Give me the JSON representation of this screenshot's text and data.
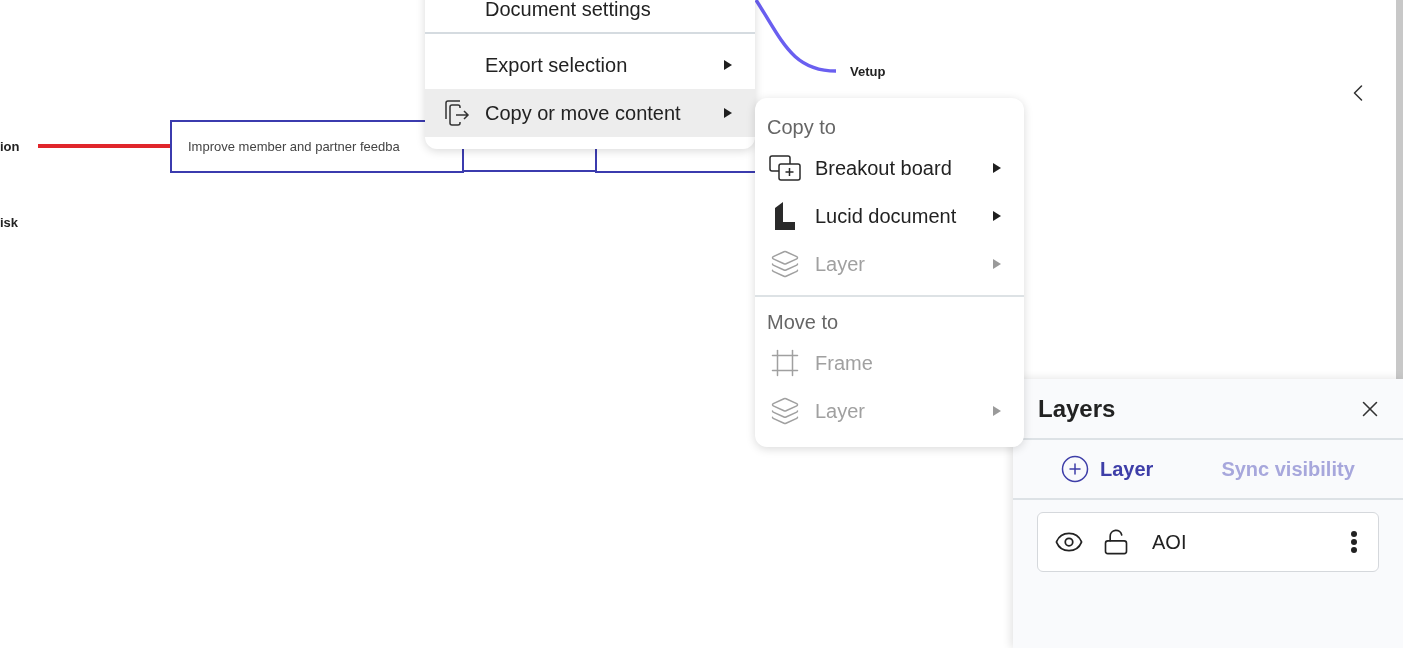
{
  "canvas": {
    "labels": [
      {
        "text": "ion"
      },
      {
        "text": "isk"
      },
      {
        "text": "Vetup"
      }
    ],
    "card": {
      "text": "Improve member and partner feedba"
    }
  },
  "context_menu": {
    "items": [
      {
        "label": "Document settings",
        "has_submenu": false,
        "selected": false,
        "kind": "plain",
        "divider_after": true
      },
      {
        "label": "Export selection",
        "has_submenu": true,
        "selected": false,
        "kind": "plain",
        "divider_after": false
      },
      {
        "label": "Copy or move content",
        "has_submenu": true,
        "selected": true,
        "kind": "copy",
        "divider_after": false
      }
    ]
  },
  "submenu": {
    "sections": [
      {
        "heading": "Copy to",
        "items": [
          {
            "label": "Breakout board",
            "kind": "board",
            "disabled": false,
            "has_submenu": true
          },
          {
            "label": "Lucid document",
            "kind": "document",
            "disabled": false,
            "has_submenu": true
          },
          {
            "label": "Layer",
            "kind": "layer",
            "disabled": true,
            "has_submenu": true
          }
        ]
      },
      {
        "heading": "Move to",
        "items": [
          {
            "label": "Frame",
            "kind": "frame",
            "disabled": true,
            "has_submenu": false
          },
          {
            "label": "Layer",
            "kind": "layer",
            "disabled": true,
            "has_submenu": true
          }
        ]
      }
    ]
  },
  "layers_panel": {
    "title": "Layers",
    "add_button": "Layer",
    "sync_button": {
      "label": "Sync visibility",
      "disabled": true
    },
    "layers": [
      {
        "name": "AOI",
        "visible": true,
        "locked": false
      }
    ]
  }
}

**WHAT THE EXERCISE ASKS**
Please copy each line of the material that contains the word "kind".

**EXERCISE SOLUTION**
        "kind": "plain",
        "kind": "plain",
        "kind": "copy",
            "kind": "board",
            "kind": "document",
            "kind": "layer",
            "kind": "frame",
            "kind": "layer",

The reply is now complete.